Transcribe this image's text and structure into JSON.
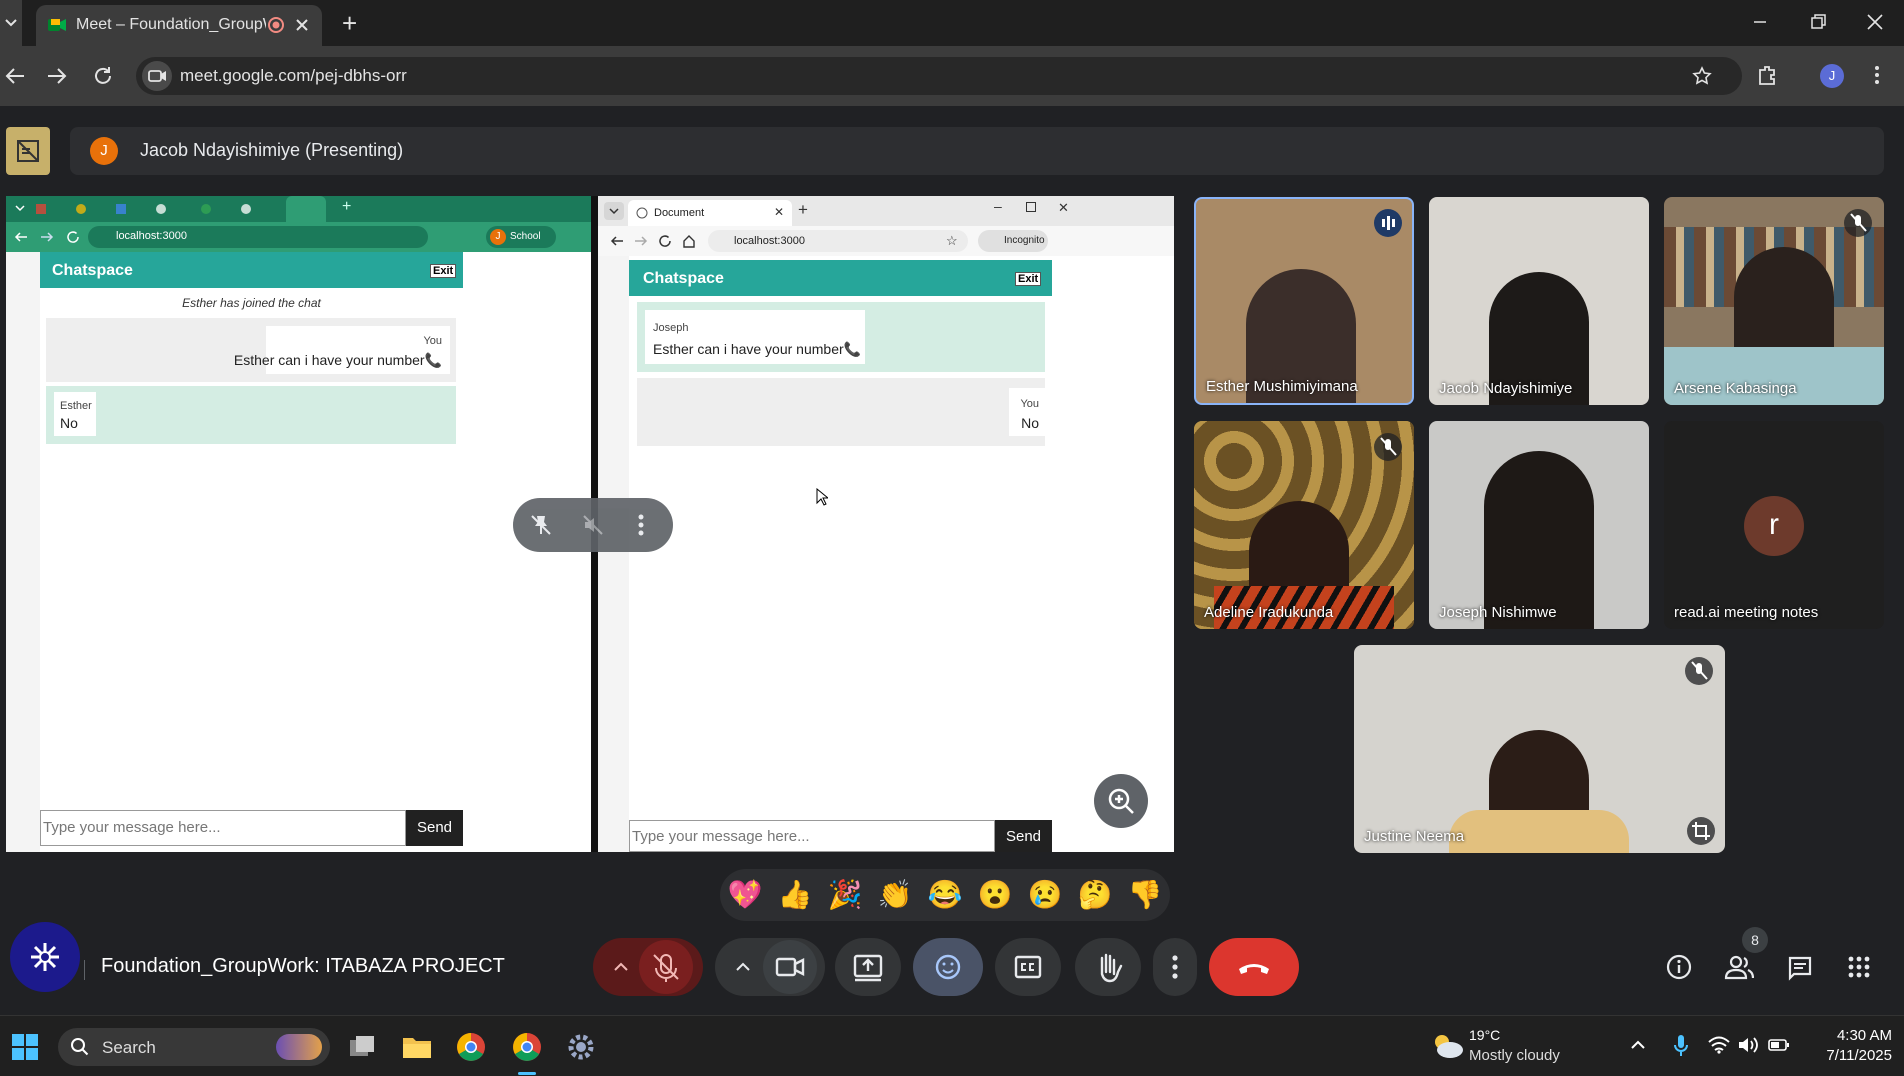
{
  "browser": {
    "tab_title": "Meet – Foundation_GroupW",
    "new_tab": "+",
    "url": "meet.google.com/pej-dbhs-orr",
    "profile_initial": "J"
  },
  "meet": {
    "presenter_initial": "J",
    "presenter_label": "Jacob Ndayishimiye (Presenting)",
    "meeting_title": "Foundation_GroupWork: ITABAZA PROJECT",
    "people_count": "8",
    "participants": [
      {
        "name": "Esther Mushimiyimana"
      },
      {
        "name": "Jacob Ndayishimiye"
      },
      {
        "name": "Arsene Kabasinga"
      },
      {
        "name": "Adeline Iradukunda"
      },
      {
        "name": "Joseph Nishimwe"
      },
      {
        "name": "read.ai meeting notes",
        "initial": "r"
      },
      {
        "name": "Justine Neema"
      }
    ],
    "reactions": [
      "💖",
      "👍",
      "🎉",
      "👏",
      "😂",
      "😮",
      "😢",
      "🤔",
      "👎"
    ]
  },
  "left_window": {
    "url": "localhost:3000",
    "profile": "School",
    "profile_initial": "J",
    "app_title": "Chatspace",
    "exit": "Exit",
    "system_msg": "Esther has joined the chat",
    "msg1_who": "You",
    "msg1_text": "Esther can i have your number📞",
    "msg2_who": "Esther",
    "msg2_text": "No",
    "placeholder": "Type your message here...",
    "send": "Send"
  },
  "right_window": {
    "tab_title": "Document",
    "url": "localhost:3000",
    "incognito": "Incognito",
    "app_title": "Chatspace",
    "exit": "Exit",
    "msg1_who": "Joseph",
    "msg1_text": "Esther can i have your number📞",
    "msg2_who": "You",
    "msg2_text": "No",
    "placeholder": "Type your message here...",
    "send": "Send"
  },
  "taskbar": {
    "search": "Search",
    "weather_temp": "19°C",
    "weather_desc": "Mostly cloudy",
    "time": "4:30 AM",
    "date": "7/11/2025"
  },
  "colors": {
    "end_call": "#dc362e",
    "mic_off": "#5b1a1a",
    "teal": "#26a69a",
    "accent": "#8ab4f8"
  }
}
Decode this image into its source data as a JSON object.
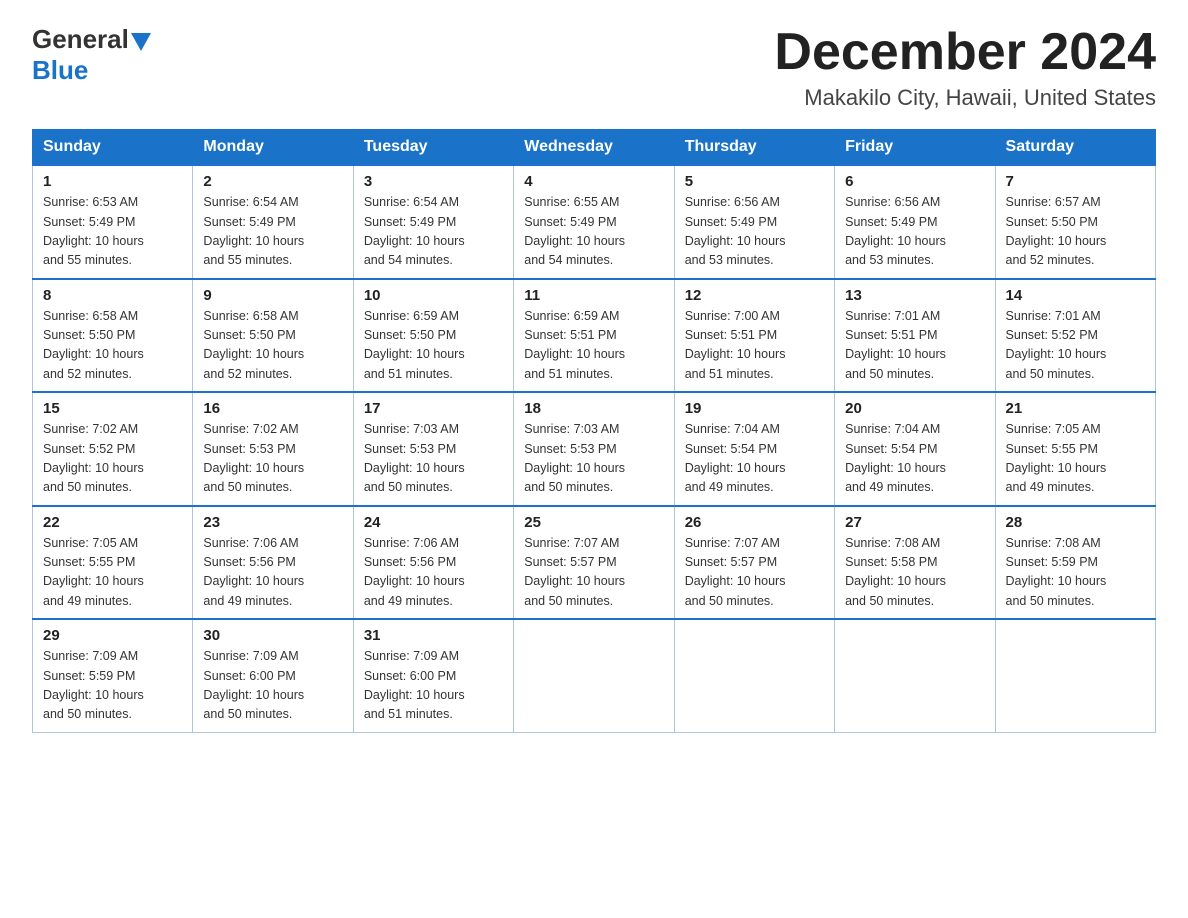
{
  "logo": {
    "general": "General",
    "blue": "Blue"
  },
  "title": "December 2024",
  "location": "Makakilo City, Hawaii, United States",
  "weekdays": [
    "Sunday",
    "Monday",
    "Tuesday",
    "Wednesday",
    "Thursday",
    "Friday",
    "Saturday"
  ],
  "weeks": [
    [
      {
        "day": "1",
        "sunrise": "6:53 AM",
        "sunset": "5:49 PM",
        "daylight": "10 hours and 55 minutes."
      },
      {
        "day": "2",
        "sunrise": "6:54 AM",
        "sunset": "5:49 PM",
        "daylight": "10 hours and 55 minutes."
      },
      {
        "day": "3",
        "sunrise": "6:54 AM",
        "sunset": "5:49 PM",
        "daylight": "10 hours and 54 minutes."
      },
      {
        "day": "4",
        "sunrise": "6:55 AM",
        "sunset": "5:49 PM",
        "daylight": "10 hours and 54 minutes."
      },
      {
        "day": "5",
        "sunrise": "6:56 AM",
        "sunset": "5:49 PM",
        "daylight": "10 hours and 53 minutes."
      },
      {
        "day": "6",
        "sunrise": "6:56 AM",
        "sunset": "5:49 PM",
        "daylight": "10 hours and 53 minutes."
      },
      {
        "day": "7",
        "sunrise": "6:57 AM",
        "sunset": "5:50 PM",
        "daylight": "10 hours and 52 minutes."
      }
    ],
    [
      {
        "day": "8",
        "sunrise": "6:58 AM",
        "sunset": "5:50 PM",
        "daylight": "10 hours and 52 minutes."
      },
      {
        "day": "9",
        "sunrise": "6:58 AM",
        "sunset": "5:50 PM",
        "daylight": "10 hours and 52 minutes."
      },
      {
        "day": "10",
        "sunrise": "6:59 AM",
        "sunset": "5:50 PM",
        "daylight": "10 hours and 51 minutes."
      },
      {
        "day": "11",
        "sunrise": "6:59 AM",
        "sunset": "5:51 PM",
        "daylight": "10 hours and 51 minutes."
      },
      {
        "day": "12",
        "sunrise": "7:00 AM",
        "sunset": "5:51 PM",
        "daylight": "10 hours and 51 minutes."
      },
      {
        "day": "13",
        "sunrise": "7:01 AM",
        "sunset": "5:51 PM",
        "daylight": "10 hours and 50 minutes."
      },
      {
        "day": "14",
        "sunrise": "7:01 AM",
        "sunset": "5:52 PM",
        "daylight": "10 hours and 50 minutes."
      }
    ],
    [
      {
        "day": "15",
        "sunrise": "7:02 AM",
        "sunset": "5:52 PM",
        "daylight": "10 hours and 50 minutes."
      },
      {
        "day": "16",
        "sunrise": "7:02 AM",
        "sunset": "5:53 PM",
        "daylight": "10 hours and 50 minutes."
      },
      {
        "day": "17",
        "sunrise": "7:03 AM",
        "sunset": "5:53 PM",
        "daylight": "10 hours and 50 minutes."
      },
      {
        "day": "18",
        "sunrise": "7:03 AM",
        "sunset": "5:53 PM",
        "daylight": "10 hours and 50 minutes."
      },
      {
        "day": "19",
        "sunrise": "7:04 AM",
        "sunset": "5:54 PM",
        "daylight": "10 hours and 49 minutes."
      },
      {
        "day": "20",
        "sunrise": "7:04 AM",
        "sunset": "5:54 PM",
        "daylight": "10 hours and 49 minutes."
      },
      {
        "day": "21",
        "sunrise": "7:05 AM",
        "sunset": "5:55 PM",
        "daylight": "10 hours and 49 minutes."
      }
    ],
    [
      {
        "day": "22",
        "sunrise": "7:05 AM",
        "sunset": "5:55 PM",
        "daylight": "10 hours and 49 minutes."
      },
      {
        "day": "23",
        "sunrise": "7:06 AM",
        "sunset": "5:56 PM",
        "daylight": "10 hours and 49 minutes."
      },
      {
        "day": "24",
        "sunrise": "7:06 AM",
        "sunset": "5:56 PM",
        "daylight": "10 hours and 49 minutes."
      },
      {
        "day": "25",
        "sunrise": "7:07 AM",
        "sunset": "5:57 PM",
        "daylight": "10 hours and 50 minutes."
      },
      {
        "day": "26",
        "sunrise": "7:07 AM",
        "sunset": "5:57 PM",
        "daylight": "10 hours and 50 minutes."
      },
      {
        "day": "27",
        "sunrise": "7:08 AM",
        "sunset": "5:58 PM",
        "daylight": "10 hours and 50 minutes."
      },
      {
        "day": "28",
        "sunrise": "7:08 AM",
        "sunset": "5:59 PM",
        "daylight": "10 hours and 50 minutes."
      }
    ],
    [
      {
        "day": "29",
        "sunrise": "7:09 AM",
        "sunset": "5:59 PM",
        "daylight": "10 hours and 50 minutes."
      },
      {
        "day": "30",
        "sunrise": "7:09 AM",
        "sunset": "6:00 PM",
        "daylight": "10 hours and 50 minutes."
      },
      {
        "day": "31",
        "sunrise": "7:09 AM",
        "sunset": "6:00 PM",
        "daylight": "10 hours and 51 minutes."
      },
      null,
      null,
      null,
      null
    ]
  ],
  "labels": {
    "sunrise": "Sunrise:",
    "sunset": "Sunset:",
    "daylight": "Daylight:"
  }
}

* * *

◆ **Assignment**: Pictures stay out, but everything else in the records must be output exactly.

◆ **Expected output**:
Transcribe this image's text and structure into JSON.
{
  "browser": {
    "tab_title": "Meet – Foundation_GroupW",
    "new_tab": "+",
    "url": "meet.google.com/pej-dbhs-orr",
    "profile_initial": "J"
  },
  "meet": {
    "presenter_initial": "J",
    "presenter_label": "Jacob Ndayishimiye (Presenting)",
    "meeting_title": "Foundation_GroupWork: ITABAZA PROJECT",
    "people_count": "8",
    "participants": [
      {
        "name": "Esther Mushimiyimana"
      },
      {
        "name": "Jacob Ndayishimiye"
      },
      {
        "name": "Arsene Kabasinga"
      },
      {
        "name": "Adeline Iradukunda"
      },
      {
        "name": "Joseph Nishimwe"
      },
      {
        "name": "read.ai meeting notes",
        "initial": "r"
      },
      {
        "name": "Justine Neema"
      }
    ],
    "reactions": [
      "💖",
      "👍",
      "🎉",
      "👏",
      "😂",
      "😮",
      "😢",
      "🤔",
      "👎"
    ]
  },
  "left_window": {
    "url": "localhost:3000",
    "profile": "School",
    "profile_initial": "J",
    "app_title": "Chatspace",
    "exit": "Exit",
    "system_msg": "Esther has joined the chat",
    "msg1_who": "You",
    "msg1_text": "Esther can i have your number📞",
    "msg2_who": "Esther",
    "msg2_text": "No",
    "placeholder": "Type your message here...",
    "send": "Send"
  },
  "right_window": {
    "tab_title": "Document",
    "url": "localhost:3000",
    "incognito": "Incognito",
    "app_title": "Chatspace",
    "exit": "Exit",
    "msg1_who": "Joseph",
    "msg1_text": "Esther can i have your number📞",
    "msg2_who": "You",
    "msg2_text": "No",
    "placeholder": "Type your message here...",
    "send": "Send"
  },
  "taskbar": {
    "search": "Search",
    "weather_temp": "19°C",
    "weather_desc": "Mostly cloudy",
    "time": "4:30 AM",
    "date": "7/11/2025"
  },
  "colors": {
    "end_call": "#dc362e",
    "mic_off": "#5b1a1a",
    "teal": "#26a69a",
    "accent": "#8ab4f8"
  }
}
Decode this image into its source data as a JSON object.
{
  "logo": {
    "general": "General",
    "blue": "Blue"
  },
  "title": "December 2024",
  "location": "Makakilo City, Hawaii, United States",
  "weekdays": [
    "Sunday",
    "Monday",
    "Tuesday",
    "Wednesday",
    "Thursday",
    "Friday",
    "Saturday"
  ],
  "weeks": [
    [
      {
        "day": "1",
        "sunrise": "6:53 AM",
        "sunset": "5:49 PM",
        "daylight": "10 hours and 55 minutes."
      },
      {
        "day": "2",
        "sunrise": "6:54 AM",
        "sunset": "5:49 PM",
        "daylight": "10 hours and 55 minutes."
      },
      {
        "day": "3",
        "sunrise": "6:54 AM",
        "sunset": "5:49 PM",
        "daylight": "10 hours and 54 minutes."
      },
      {
        "day": "4",
        "sunrise": "6:55 AM",
        "sunset": "5:49 PM",
        "daylight": "10 hours and 54 minutes."
      },
      {
        "day": "5",
        "sunrise": "6:56 AM",
        "sunset": "5:49 PM",
        "daylight": "10 hours and 53 minutes."
      },
      {
        "day": "6",
        "sunrise": "6:56 AM",
        "sunset": "5:49 PM",
        "daylight": "10 hours and 53 minutes."
      },
      {
        "day": "7",
        "sunrise": "6:57 AM",
        "sunset": "5:50 PM",
        "daylight": "10 hours and 52 minutes."
      }
    ],
    [
      {
        "day": "8",
        "sunrise": "6:58 AM",
        "sunset": "5:50 PM",
        "daylight": "10 hours and 52 minutes."
      },
      {
        "day": "9",
        "sunrise": "6:58 AM",
        "sunset": "5:50 PM",
        "daylight": "10 hours and 52 minutes."
      },
      {
        "day": "10",
        "sunrise": "6:59 AM",
        "sunset": "5:50 PM",
        "daylight": "10 hours and 51 minutes."
      },
      {
        "day": "11",
        "sunrise": "6:59 AM",
        "sunset": "5:51 PM",
        "daylight": "10 hours and 51 minutes."
      },
      {
        "day": "12",
        "sunrise": "7:00 AM",
        "sunset": "5:51 PM",
        "daylight": "10 hours and 51 minutes."
      },
      {
        "day": "13",
        "sunrise": "7:01 AM",
        "sunset": "5:51 PM",
        "daylight": "10 hours and 50 minutes."
      },
      {
        "day": "14",
        "sunrise": "7:01 AM",
        "sunset": "5:52 PM",
        "daylight": "10 hours and 50 minutes."
      }
    ],
    [
      {
        "day": "15",
        "sunrise": "7:02 AM",
        "sunset": "5:52 PM",
        "daylight": "10 hours and 50 minutes."
      },
      {
        "day": "16",
        "sunrise": "7:02 AM",
        "sunset": "5:53 PM",
        "daylight": "10 hours and 50 minutes."
      },
      {
        "day": "17",
        "sunrise": "7:03 AM",
        "sunset": "5:53 PM",
        "daylight": "10 hours and 50 minutes."
      },
      {
        "day": "18",
        "sunrise": "7:03 AM",
        "sunset": "5:53 PM",
        "daylight": "10 hours and 50 minutes."
      },
      {
        "day": "19",
        "sunrise": "7:04 AM",
        "sunset": "5:54 PM",
        "daylight": "10 hours and 49 minutes."
      },
      {
        "day": "20",
        "sunrise": "7:04 AM",
        "sunset": "5:54 PM",
        "daylight": "10 hours and 49 minutes."
      },
      {
        "day": "21",
        "sunrise": "7:05 AM",
        "sunset": "5:55 PM",
        "daylight": "10 hours and 49 minutes."
      }
    ],
    [
      {
        "day": "22",
        "sunrise": "7:05 AM",
        "sunset": "5:55 PM",
        "daylight": "10 hours and 49 minutes."
      },
      {
        "day": "23",
        "sunrise": "7:06 AM",
        "sunset": "5:56 PM",
        "daylight": "10 hours and 49 minutes."
      },
      {
        "day": "24",
        "sunrise": "7:06 AM",
        "sunset": "5:56 PM",
        "daylight": "10 hours and 49 minutes."
      },
      {
        "day": "25",
        "sunrise": "7:07 AM",
        "sunset": "5:57 PM",
        "daylight": "10 hours and 50 minutes."
      },
      {
        "day": "26",
        "sunrise": "7:07 AM",
        "sunset": "5:57 PM",
        "daylight": "10 hours and 50 minutes."
      },
      {
        "day": "27",
        "sunrise": "7:08 AM",
        "sunset": "5:58 PM",
        "daylight": "10 hours and 50 minutes."
      },
      {
        "day": "28",
        "sunrise": "7:08 AM",
        "sunset": "5:59 PM",
        "daylight": "10 hours and 50 minutes."
      }
    ],
    [
      {
        "day": "29",
        "sunrise": "7:09 AM",
        "sunset": "5:59 PM",
        "daylight": "10 hours and 50 minutes."
      },
      {
        "day": "30",
        "sunrise": "7:09 AM",
        "sunset": "6:00 PM",
        "daylight": "10 hours and 50 minutes."
      },
      {
        "day": "31",
        "sunrise": "7:09 AM",
        "sunset": "6:00 PM",
        "daylight": "10 hours and 51 minutes."
      },
      null,
      null,
      null,
      null
    ]
  ],
  "labels": {
    "sunrise": "Sunrise:",
    "sunset": "Sunset:",
    "daylight": "Daylight:"
  }
}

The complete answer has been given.